In 1970 or thereabouts, the musical Hair came to Seattle. My boyfriend and I got tickets. My boyfriend was an amateur musician, and had done his own guitar arrangements for Let the Sunshine In, which he thought was pretty good – he often played it at parties. I loved to sing I Met a Boy Called Frank Mills, and although I had been told I had a good voice, I wasn’t as confident as my boyfriend, so I only sang at home, never at parties.
The night before we went to see Hair, I washed my own hair, and when it was still wet I braided it in tiny braids all over my head. At that time my hair hung nearly to my waist and it was my idea to have a huge honey-brown “Afro” type hairdo. Sure enough, the next day when my hair was dry and I undid the braids, my cloud of hair stood out about a foot from my face. It was a statement – of what, I’m not sure, but I was pleased with my appearance, which I augmented with dangly beaded earrings, a peasant style long dress, and a leather vest with fringes. On my face I wore no make-up, but I did wear my John Lennon-type wire-rimmed glasses. My boyfriend wore a headband around his hair, which was already curly and unruly, and hung to his shoulders. His vest had fringes too.

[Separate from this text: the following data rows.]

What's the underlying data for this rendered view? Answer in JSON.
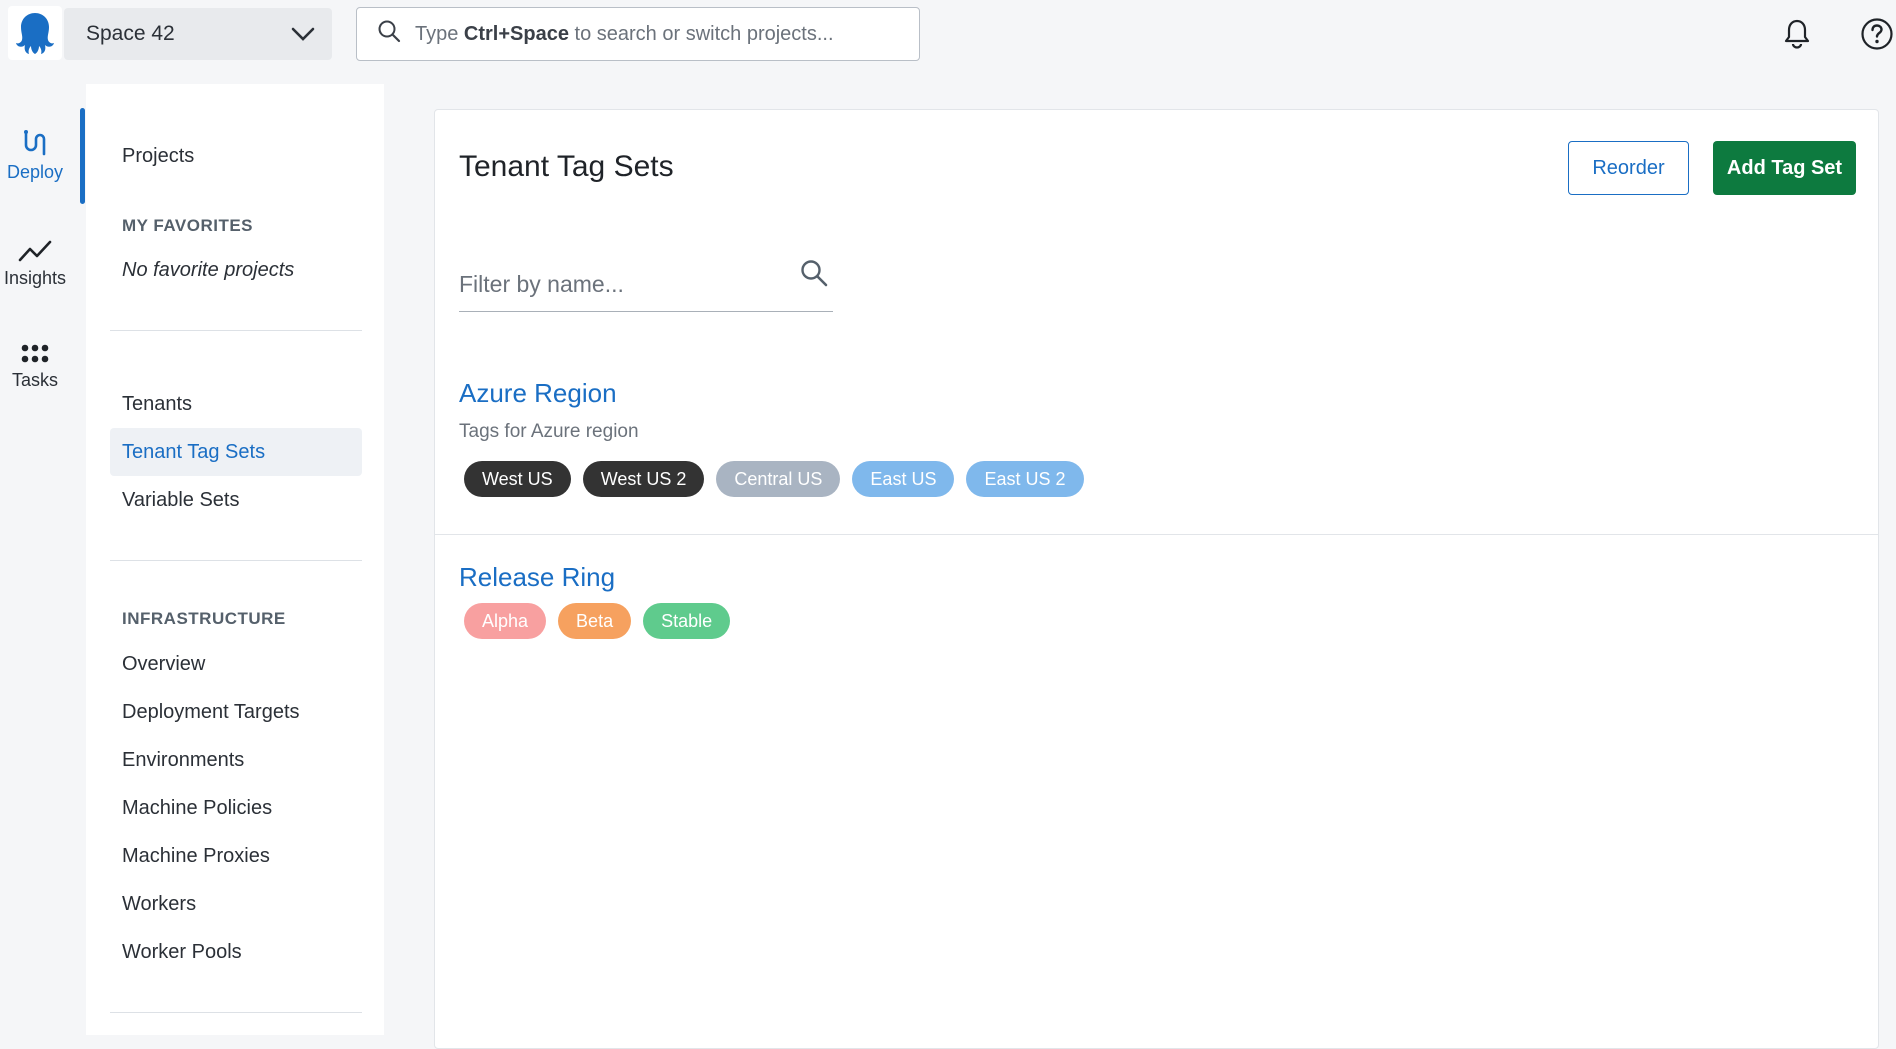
{
  "header": {
    "space_name": "Space 42",
    "search_prefix": "Type ",
    "search_shortcut": "Ctrl+Space",
    "search_suffix": " to search or switch projects..."
  },
  "rail": {
    "items": [
      {
        "label": "Deploy",
        "icon": "deploy-icon"
      },
      {
        "label": "Insights",
        "icon": "trend-icon"
      },
      {
        "label": "Tasks",
        "icon": "dots-grid-icon"
      }
    ]
  },
  "sidenav": {
    "projects": "Projects",
    "favorites_header": "MY FAVORITES",
    "favorites_empty": "No favorite projects",
    "library": [
      "Tenants",
      "Tenant Tag Sets",
      "Variable Sets"
    ],
    "infrastructure_header": "INFRASTRUCTURE",
    "infrastructure": [
      "Overview",
      "Deployment Targets",
      "Environments",
      "Machine Policies",
      "Machine Proxies",
      "Workers",
      "Worker Pools"
    ]
  },
  "main": {
    "title": "Tenant Tag Sets",
    "reorder_label": "Reorder",
    "add_label": "Add Tag Set",
    "filter_placeholder": "Filter by name...",
    "tag_sets": [
      {
        "name": "Azure Region",
        "description": "Tags for Azure region",
        "tags": [
          {
            "label": "West US",
            "color": "#333333"
          },
          {
            "label": "West US 2",
            "color": "#333333"
          },
          {
            "label": "Central US",
            "color": "#a9b4c2"
          },
          {
            "label": "East US",
            "color": "#7fb8ec"
          },
          {
            "label": "East US 2",
            "color": "#7fb8ec"
          }
        ]
      },
      {
        "name": "Release Ring",
        "description": "",
        "tags": [
          {
            "label": "Alpha",
            "color": "#f8a0a0"
          },
          {
            "label": "Beta",
            "color": "#f6a15f"
          },
          {
            "label": "Stable",
            "color": "#5fcb8d"
          }
        ]
      }
    ]
  },
  "colors": {
    "accent": "#1a6ec4",
    "primary_button": "#0d7a3f"
  }
}
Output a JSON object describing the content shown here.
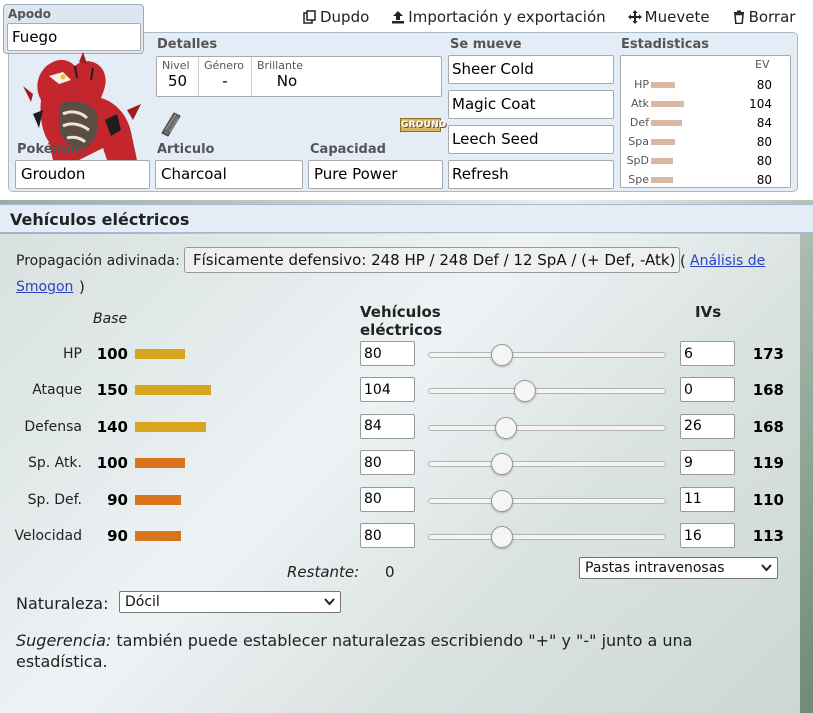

Arriving at the theater, we stood in a huge crowd of excited hippies, most of them stoned out of their heads. I was totally straight and sober that night, because I thought I might be pregnant, and although I certainly didn’t look it, at heart I was responsible. It was a lonely feeling. But I loved the musical although its storyline was weak, and the famous nude scene was anti-climactic. The next day my hair wasn’t quite so beautiful so I washed it and thus ended my Afro style – way too much trouble. I wasn’t pregnant, either.